air quality alliance

How to improve air quality


Definition of Policies and Standards

The effects of air pollution on health, crops and forests yields, ecosystems, the climate and the built environment also entail considerable market costs. The market costs of air pollution include reduced labour productivity, additional health expenditure, and crop and forest yield losses. The Organisation for Economic Co-operation and Development (OECD) projects that these costs will increase to reach about 2% of European gross domestic product (GDP) in 2060 , leading to a reduction in capital accumulation and a slowdown in economic growth.

Air pollution damaging impacts and costs are vast, it should be our priority to protect our wellbeing and life on earth. One of the first steps is to develop and implement local, national, European, international policies and standards

Technological development and structural and behavioural changes must be bound together in new holistic solutions. These will be necessary to achieve human wellbeing and social development, to protect the natural capital and to support economic prosperity.

There are several measures which we can take to make air quality better, not only for us but even for coming generations. If not done in proper and timely manner, the worsening air quality can cause severe harm to entire planetary ecosystem.



Indoor air pollution is among the top environmental health risks.

Usually the best way to address residential indoor air pollution is to control or eliminate the source of the pollutants and to ventilate the home with clean outdoor air.

Air Filters are the most common devices to address air quality. Some are installed in the ductwork of a home’s central heating, ventilating, and air-conditioning (Heating, Ventilation and Air Conditioning, or HVAC) system to clean the air in the entire house. Portable room air cleaners can be used to clean the air in a single room or in specific areas, but they are not intended to filter the air in the whole house.

They can be divided in two categories:

  • Devices which can remove particles from the air

  • Devices which can remove gases, odors and biological pollutants


New Materials

New materials can change effectively the world and the way we live in it.

Think, as example to conductive inks, which can be used in smart clothing and wearables.

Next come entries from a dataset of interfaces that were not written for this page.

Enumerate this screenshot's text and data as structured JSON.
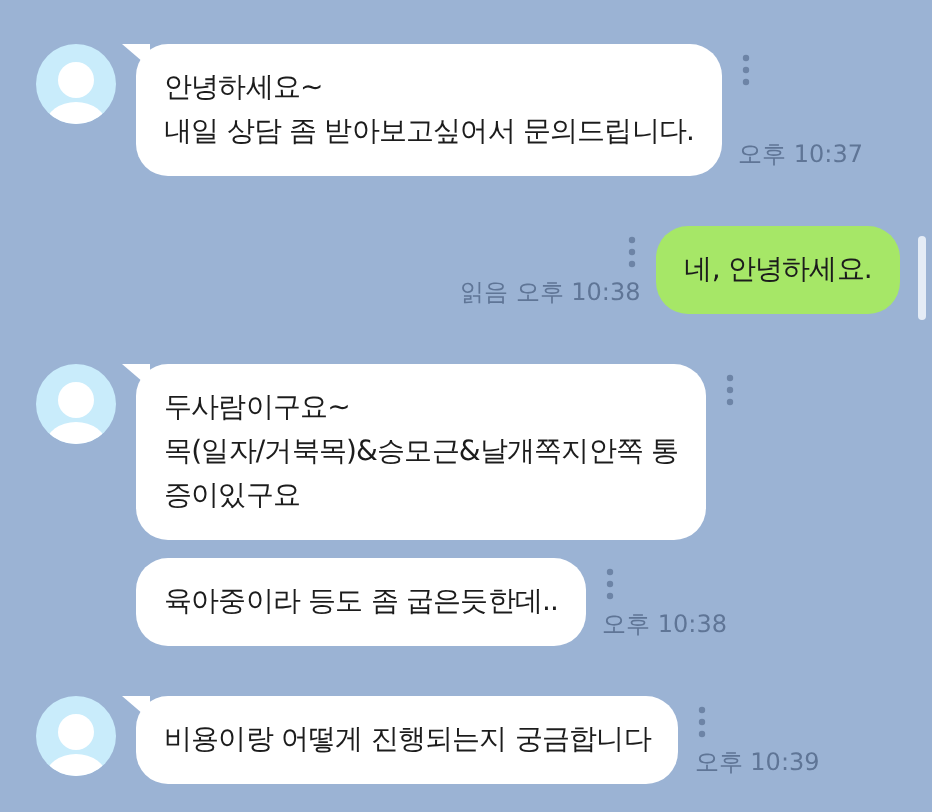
{
  "messages": [
    {
      "kind": "incoming",
      "show_avatar": true,
      "text": "안녕하세요~\n내일 상담 좀 받아보고싶어서 문의드립니다.",
      "time": "오후 10:37"
    },
    {
      "kind": "outgoing",
      "show_avatar": false,
      "text": "네, 안녕하세요.",
      "receipt": "읽음",
      "time": "오후 10:38"
    },
    {
      "kind": "incoming",
      "show_avatar": true,
      "text": "두사람이구요~\n목(일자/거북목)&승모근&날개쪽지안쪽 통\n증이있구요"
    },
    {
      "kind": "incoming",
      "show_avatar": false,
      "text": "육아중이라 등도 좀 굽은듯한데..",
      "time": "오후 10:38"
    },
    {
      "kind": "incoming",
      "show_avatar": true,
      "text": "비용이랑 어떻게 진행되는지 궁금합니다",
      "time": "오후 10:39"
    }
  ]
}
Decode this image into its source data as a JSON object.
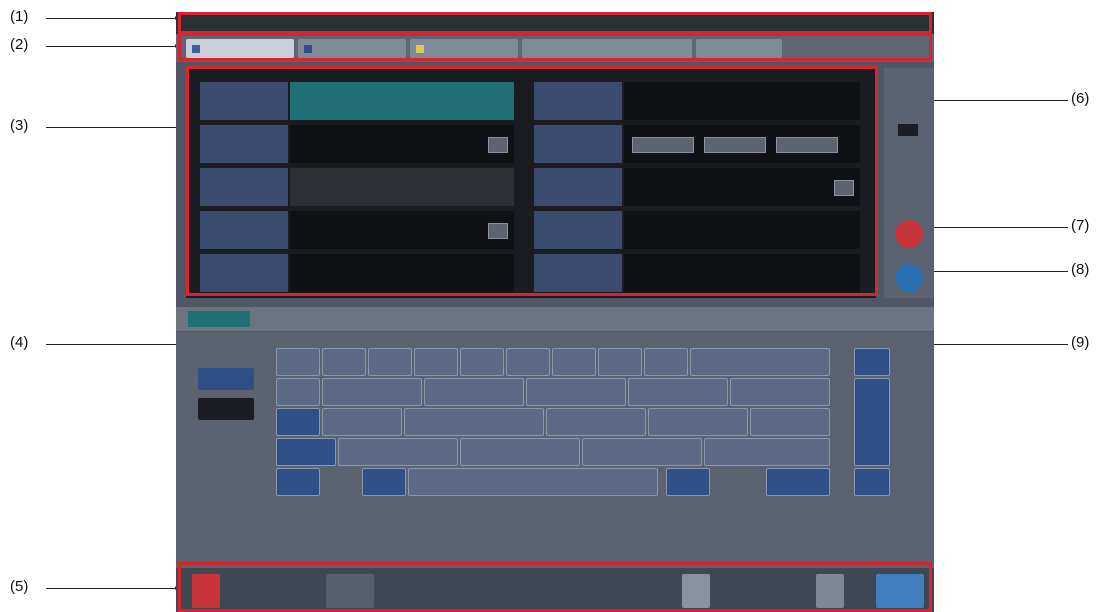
{
  "callouts": {
    "c1": "(1)",
    "c2": "(2)",
    "c3": "(3)",
    "c4": "(4)",
    "c5": "(5)",
    "c6": "(6)",
    "c7": "(7)",
    "c8": "(8)",
    "c9": "(9)"
  },
  "colors": {
    "callout_box": "#d9232e",
    "field_label_bg": "#3a4b6e",
    "teal_field": "#1f6f74",
    "key_bg": "#5b6b86",
    "delete_button": "#c7343a",
    "action_button": "#2b6fb3"
  },
  "icons": {
    "tab_patient": "user-icon",
    "tab_list": "list-icon",
    "tab_folder": "folder-icon",
    "side_delete": "delete-icon",
    "side_ok": "check-icon"
  }
}
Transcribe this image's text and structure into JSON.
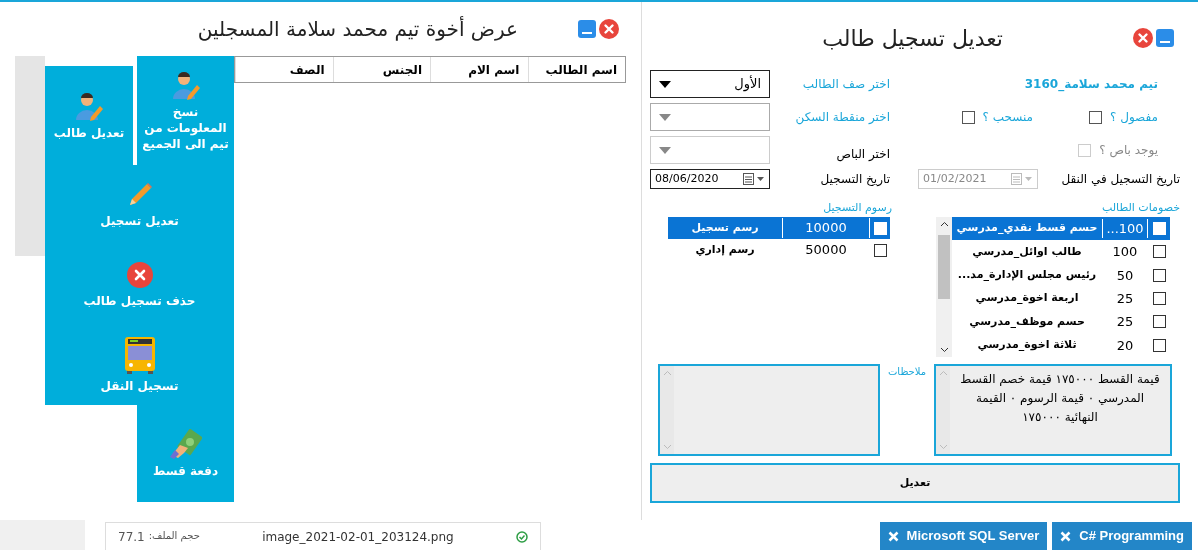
{
  "left_window": {
    "title": "عرض أخوة تيم محمد سلامة المسجلين",
    "table": {
      "columns": [
        "اسم الطالب",
        "اسم الام",
        "الجنس",
        "الصف"
      ]
    },
    "menu": {
      "top": [
        {
          "kind": "student",
          "label": "نسخ المعلومات من تيم الى الجميع"
        },
        {
          "kind": "student",
          "label": "تعديل طالب"
        }
      ],
      "middle": [
        {
          "kind": "pencil",
          "label": "تعديل تسجيل"
        },
        {
          "kind": "delete",
          "label": "حذف تسجيل طالب"
        },
        {
          "kind": "bus",
          "label": "تسجيل النقل"
        }
      ],
      "bottom": [
        {
          "kind": "money",
          "label": "دفعة قسط"
        }
      ]
    }
  },
  "right_window": {
    "title": "تعديل تسجيل طالب",
    "student_name": "تيم محمد سلامة_3160",
    "class_label": "اختر صف الطالب",
    "class_value": "الأول",
    "expelled": {
      "label": "مفصول ؟",
      "checked": false,
      "disabled": false
    },
    "withdrawn": {
      "label": "منسحب ؟",
      "checked": false,
      "disabled": false
    },
    "area_label": "اختر منقطة السكن",
    "has_bus": {
      "label": "يوجد باص ؟",
      "checked": false,
      "disabled": true
    },
    "bus_label": "اختر الباص",
    "transport_date_label": "تاريخ التسجيل في النقل",
    "transport_date": "01/02/2021",
    "registration_date_label": "تاريخ التسجيل",
    "registration_date": "08/06/2020",
    "discounts_label": "خصومات الطالب",
    "discounts": [
      {
        "amount": "100...",
        "name": "حسم قسط نقدي_مدرسي",
        "checked": false,
        "selected": true
      },
      {
        "amount": "100",
        "name": "طالب اوائل_مدرسي",
        "checked": false,
        "selected": false
      },
      {
        "amount": "50",
        "name": "رئيس مجلس الإدارة_مد...",
        "checked": false,
        "selected": false
      },
      {
        "amount": "25",
        "name": "اربعة اخوة_مدرسي",
        "checked": false,
        "selected": false
      },
      {
        "amount": "25",
        "name": "حسم موظف_مدرسي",
        "checked": false,
        "selected": false
      },
      {
        "amount": "20",
        "name": "ثلاثة اخوة_مدرسي",
        "checked": false,
        "selected": false
      }
    ],
    "fees_label": "رسوم التسجيل",
    "fees": [
      {
        "amount": "10000",
        "name": "رسم تسجيل",
        "checked": false,
        "selected": true
      },
      {
        "amount": "50000",
        "name": "رسم إداري",
        "checked": false,
        "selected": false
      }
    ],
    "summary": "قيمة القسط ١٧٥٠٠٠ قيمة خصم القسط المدرسي ٠ قيمة الرسوم ٠ القيمة النهائية ١٧٥٠٠٠",
    "notes_label": "ملاحظات",
    "submit": "تعديل"
  },
  "attachment": {
    "file_name": "image_2021-02-01_203124.png",
    "size_label": "حجم الملف:",
    "size": "77.1"
  },
  "tags": [
    "C# Programming",
    "Microsoft SQL Server"
  ]
}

Imagine a jacket with an attractive design printed on the sleeve that also functioned, when you touched it, as a way of controlling your iPhone.

The same is happening in the building materials, thanks to some patented technologies that can transform any surface into an air purifier. The core technology is the same used into the high efficiency Photocatalytic Oxidation (PCO) cleaners. Catalysis is the process where a substance participates in a chemical transformation without being altered or consumed in the end. Its role is to increases the rate of a reaction by reducing the activation energy.

Photocatalysis means that the energy comes from the light, likewise to a solar panel. Chlorophyll of plants is a typical natural photocatalyst.

Now the use of a special semiconductor material, nano TiO2, make possible to use the same principle to purify the air. The difference between chlorophyll photocatalyst to man-made nano TiO2 photocatalyst (here below mentioned as photocatalyst) is, usually chlorophyll captures sunlight to turn water and carbon dioxide into oxygen and glucose, but on the contrary photocatalyst creates strong oxidation agent and electronic holes to breakdown some highly toxic pollutants like Nitrogen Oxidants and VOC into harmless salts in the presence of light, oxygen and water.



Space exploration has contributed to many diverse aspects of everyday life, from solar panels to implantable heart monitors, from cancer therapy to light‐ weight materials, and from water‐purification systems to improved computing systems and to a global search‐and‐rescue system.

But Space exploration also leaded to better understand the effect of nature to reduce toxins in the air.

In 1973 during the Skylab III mission, NASA identified 107 volatile organic chemicals (VOCs) that were emitting from synthetic materials inside the spacecraft. As a result, NASA realized that indoor air pollution in any tightly sealed structure could present health-related problems and should be addressed.

One of the NASA experiments testing this solution was the BioHome, an early experiment in what the Agency called “closed ecological life support systems.” The BioHome, a tightly sealed building constructed entirely of synthetic materials, was designed as suitable for one person to live in, with a great deal of the interior occupied by houseplants.

Once the plants were introduced to the environment, analysis of the air quality indicated that most of the VOCs had been removed, and the symptoms disappeared.

The result is a list of plants, which are highly efficient to remove some specific kinds of pollutants from air, which can be successfully used today into most of our living environment, both at home and at work.